As the dev notes for the upcoming WordPress 6.3 release are rolling out, there are so many exciting features that have not yet been highlighted. The new development mode, initiated by declaring the
WP_DEVELOPMENT_MODE constant, is one that will be particularly useful for theme developers initially.
“The development mode configured on a site defines the kind of development work that the site is being used for,” Google-sponsored WordPress Core Committer Felix Arntz said. This mode is not recommended for production sites.
The possible values for the
WP_DEVELOPMENT_MODE constant include core, plugin, theme, all, or an empty string (which is the default). The “all” value is applicable to sites where all three aspects may be modified, such as a client website in progress.

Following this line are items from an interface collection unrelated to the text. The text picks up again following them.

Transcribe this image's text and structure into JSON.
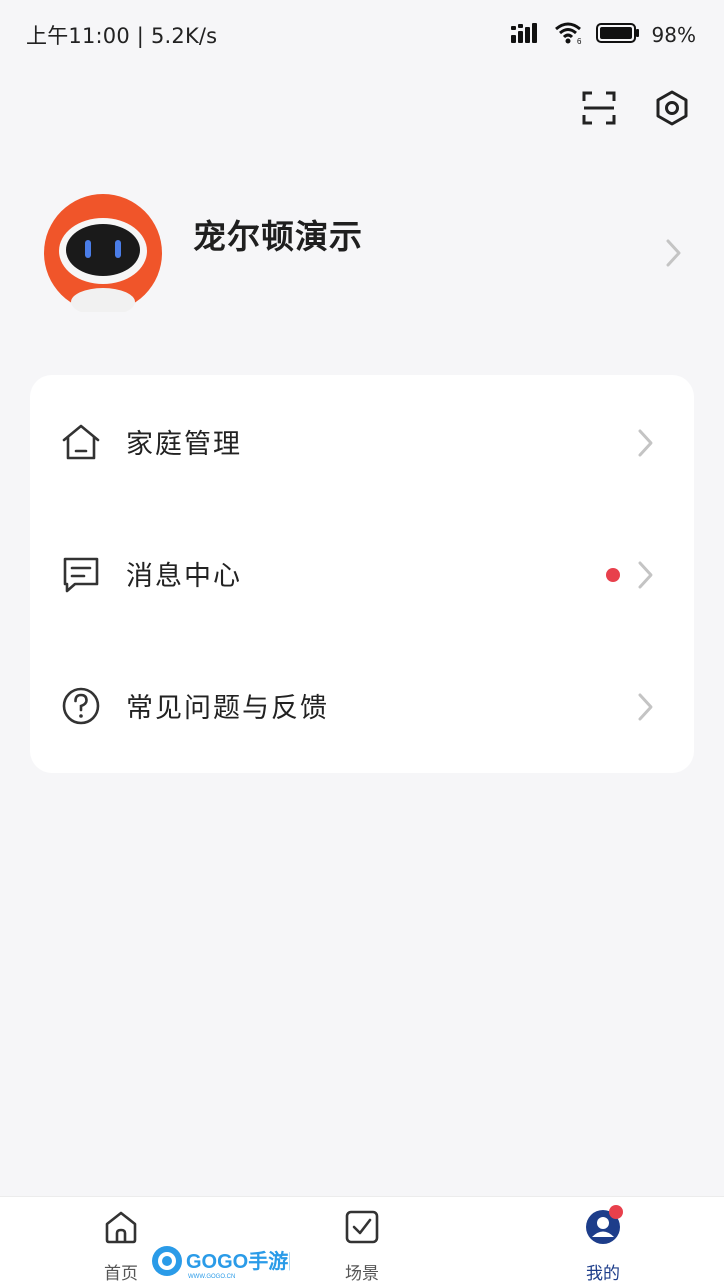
{
  "status_bar": {
    "time_speed": "上午11:00 | 5.2K/s",
    "battery_pct": "98%",
    "icons": [
      "signal-icon",
      "wifi-icon",
      "battery-icon"
    ]
  },
  "header": {
    "icons": [
      "scan-icon",
      "settings-icon"
    ]
  },
  "profile": {
    "name": "宠尔顿演示",
    "avatar_icon": "robot-avatar-icon"
  },
  "menu": {
    "items": [
      {
        "label": "家庭管理",
        "icon": "home-icon"
      },
      {
        "label": "消息中心",
        "icon": "message-icon",
        "has_unread_dot": true
      },
      {
        "label": "常见问题与反馈",
        "icon": "help-icon"
      }
    ]
  },
  "bottom_nav": {
    "items": [
      {
        "label": "首页",
        "icon": "home-icon"
      },
      {
        "label": "场景",
        "icon": "checkbox-icon"
      },
      {
        "label": "我的",
        "icon": "user-icon",
        "active": true
      }
    ]
  },
  "watermark": {
    "text": "GOGO手游网",
    "subtext": "WWW.GOGO.CN"
  },
  "colors": {
    "background": "#f6f6f8",
    "accent": "#1d3d8a",
    "badge": "#e8404c",
    "avatar_orange": "#f0552a"
  }
}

“There are currently only a few use-cases in WordPress core which are determined by the development mode, but this will likely increase in the future,” Arntz said. “Most usage today relates to
Since the cache is usually only invalidated when the theme is updated, it can become cumbersome to developers who are actively modifying theme.json and have to manually invalidate it to see their changes. This caching functionality is bypassed when the value is set to “theme.”

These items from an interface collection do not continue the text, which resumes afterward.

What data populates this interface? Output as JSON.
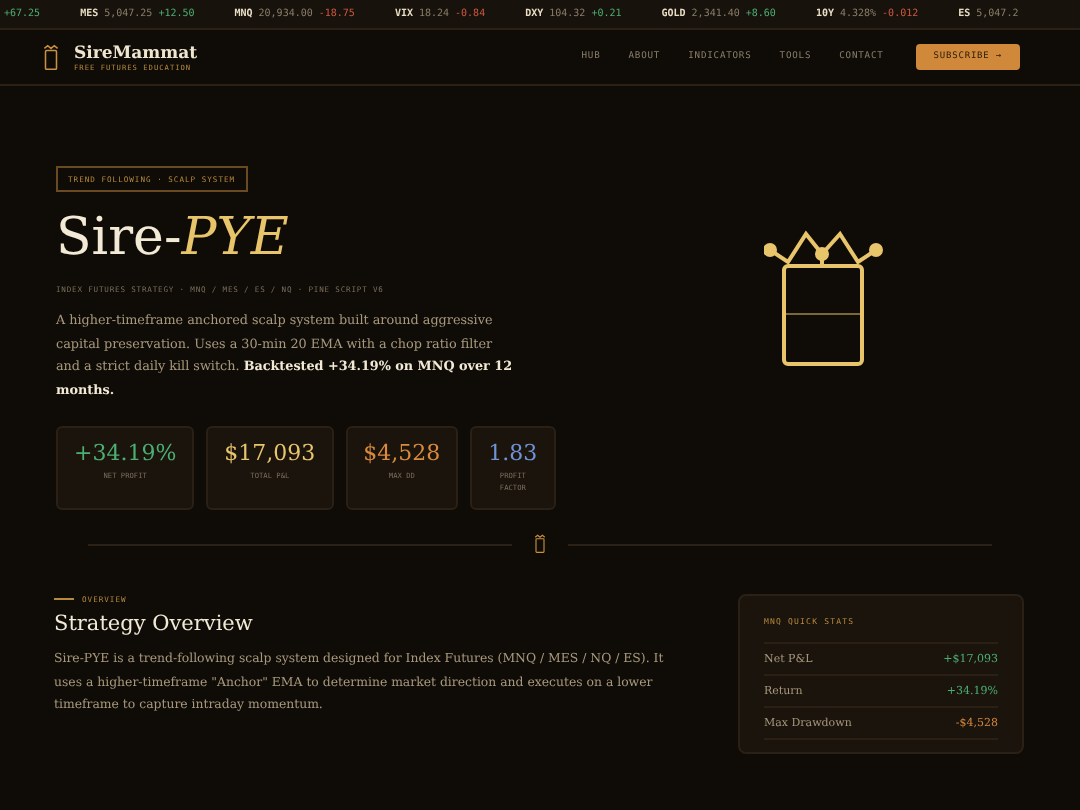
{
  "ticker": [
    {
      "change": "+67.25",
      "up": true
    },
    {
      "symbol": "MES",
      "price": "5,047.25",
      "change": "+12.50",
      "up": true
    },
    {
      "symbol": "MNQ",
      "price": "20,934.00",
      "change": "-18.75",
      "up": false
    },
    {
      "symbol": "VIX",
      "price": "18.24",
      "change": "-0.84",
      "up": false
    },
    {
      "symbol": "DXY",
      "price": "104.32",
      "change": "+0.21",
      "up": true
    },
    {
      "symbol": "GOLD",
      "price": "2,341.40",
      "change": "+8.60",
      "up": true
    },
    {
      "symbol": "10Y",
      "price": "4.328%",
      "change": "-0.012",
      "up": false
    },
    {
      "symbol": "ES",
      "price": "5,047.2"
    }
  ],
  "brand": {
    "name": "SireMammat",
    "tagline": "FREE FUTURES EDUCATION"
  },
  "nav": {
    "links": [
      "HUB",
      "ABOUT",
      "INDICATORS",
      "TOOLS",
      "CONTACT"
    ],
    "cta": "SUBSCRIBE →"
  },
  "hero": {
    "badge": "TREND FOLLOWING · SCALP SYSTEM",
    "title_plain": "Sire-",
    "title_accent": "PYE",
    "subtitle": "INDEX FUTURES STRATEGY · MNQ / MES / ES / NQ · PINE SCRIPT V6",
    "description": "A higher-timeframe anchored scalp system built around aggressive capital preservation. Uses a 30-min 20 EMA with a chop ratio filter and a strict daily kill switch. **Backtested +34.19% on MNQ over 12 months.**",
    "stats": [
      {
        "value": "+34.19%",
        "label": "NET PROFIT",
        "color": "#4caf72"
      },
      {
        "value": "$17,093",
        "label": "TOTAL P&L",
        "color": "#e8c46a"
      },
      {
        "value": "$4,528",
        "label": "MAX DD",
        "color": "#d98a3c"
      },
      {
        "value": "1.83",
        "label": "PROFIT FACTOR",
        "color": "#6f93d6"
      }
    ]
  },
  "overview": {
    "eyebrow": "OVERVIEW",
    "heading": "Strategy Overview",
    "body": "Sire-PYE is a trend-following scalp system designed for Index Futures (MNQ / MES / NQ / ES). It uses a higher-timeframe \"Anchor\" EMA to determine market direction and executes on a lower timeframe to capture intraday momentum."
  },
  "quick_stats": {
    "title": "MNQ QUICK STATS",
    "rows": [
      {
        "label": "Net P&L",
        "value": "+$17,093",
        "up": true
      },
      {
        "label": "Return",
        "value": "+34.19%",
        "up": true
      },
      {
        "label": "Max Drawdown",
        "value": "-$4,528",
        "up": false
      }
    ]
  }
}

Although the WP_ENVIRONMENT_TYPE constant seems similar to the new developer mode, it specifically denotes whether the environment is development, staging, or production but does not specify what type of development is being done.
“It is likely that you will only use the

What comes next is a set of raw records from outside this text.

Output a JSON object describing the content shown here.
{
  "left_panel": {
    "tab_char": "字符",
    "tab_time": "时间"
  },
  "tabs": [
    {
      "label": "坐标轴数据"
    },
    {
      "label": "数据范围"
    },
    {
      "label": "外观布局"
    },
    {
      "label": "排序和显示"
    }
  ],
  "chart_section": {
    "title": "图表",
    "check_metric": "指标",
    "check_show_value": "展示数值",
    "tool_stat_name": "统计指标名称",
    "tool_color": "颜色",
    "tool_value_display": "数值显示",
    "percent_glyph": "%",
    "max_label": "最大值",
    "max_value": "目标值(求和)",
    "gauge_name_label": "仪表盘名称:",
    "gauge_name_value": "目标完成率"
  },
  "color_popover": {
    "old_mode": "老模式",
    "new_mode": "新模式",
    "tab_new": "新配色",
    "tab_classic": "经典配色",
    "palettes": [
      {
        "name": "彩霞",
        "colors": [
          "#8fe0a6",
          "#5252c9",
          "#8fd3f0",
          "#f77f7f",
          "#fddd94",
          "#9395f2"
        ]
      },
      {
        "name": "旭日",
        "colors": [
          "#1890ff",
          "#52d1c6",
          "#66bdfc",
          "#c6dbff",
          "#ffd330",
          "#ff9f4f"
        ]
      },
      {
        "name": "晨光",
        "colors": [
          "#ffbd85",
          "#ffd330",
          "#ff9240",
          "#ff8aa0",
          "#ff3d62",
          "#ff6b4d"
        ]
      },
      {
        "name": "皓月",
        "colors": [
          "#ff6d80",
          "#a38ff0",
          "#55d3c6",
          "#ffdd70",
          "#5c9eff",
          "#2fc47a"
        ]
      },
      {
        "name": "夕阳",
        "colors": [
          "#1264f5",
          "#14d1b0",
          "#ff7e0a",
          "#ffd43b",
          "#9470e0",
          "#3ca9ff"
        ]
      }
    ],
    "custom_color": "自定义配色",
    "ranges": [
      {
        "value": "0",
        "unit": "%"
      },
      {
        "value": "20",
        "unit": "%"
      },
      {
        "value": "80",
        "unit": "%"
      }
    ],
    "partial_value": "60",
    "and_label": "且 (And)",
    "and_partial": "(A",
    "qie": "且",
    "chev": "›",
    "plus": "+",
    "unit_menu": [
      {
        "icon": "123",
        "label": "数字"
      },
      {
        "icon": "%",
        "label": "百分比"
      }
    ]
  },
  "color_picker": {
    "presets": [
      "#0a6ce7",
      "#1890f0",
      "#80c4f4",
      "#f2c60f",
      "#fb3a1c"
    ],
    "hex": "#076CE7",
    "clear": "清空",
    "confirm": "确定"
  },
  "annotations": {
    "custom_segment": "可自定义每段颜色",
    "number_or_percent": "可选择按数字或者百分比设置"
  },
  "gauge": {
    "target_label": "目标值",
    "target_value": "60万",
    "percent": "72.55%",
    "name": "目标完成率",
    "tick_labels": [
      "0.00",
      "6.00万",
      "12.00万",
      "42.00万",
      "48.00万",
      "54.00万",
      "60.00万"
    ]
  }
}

WP_DEVELOPMENT_MODE constant on a site where
WP_DEBUG is enabled and
WP_ENVIRONMENT_TYPE is either ‘development’ or ‘local,’ since it is not advised for development to occur directly against staging or production environments,” Arntz said.
For more details on when and how to use Developer Mode, and code samples for checking if development mode is active on a site, developers can refer to the dev note published to the make.wordpress.org/core blog.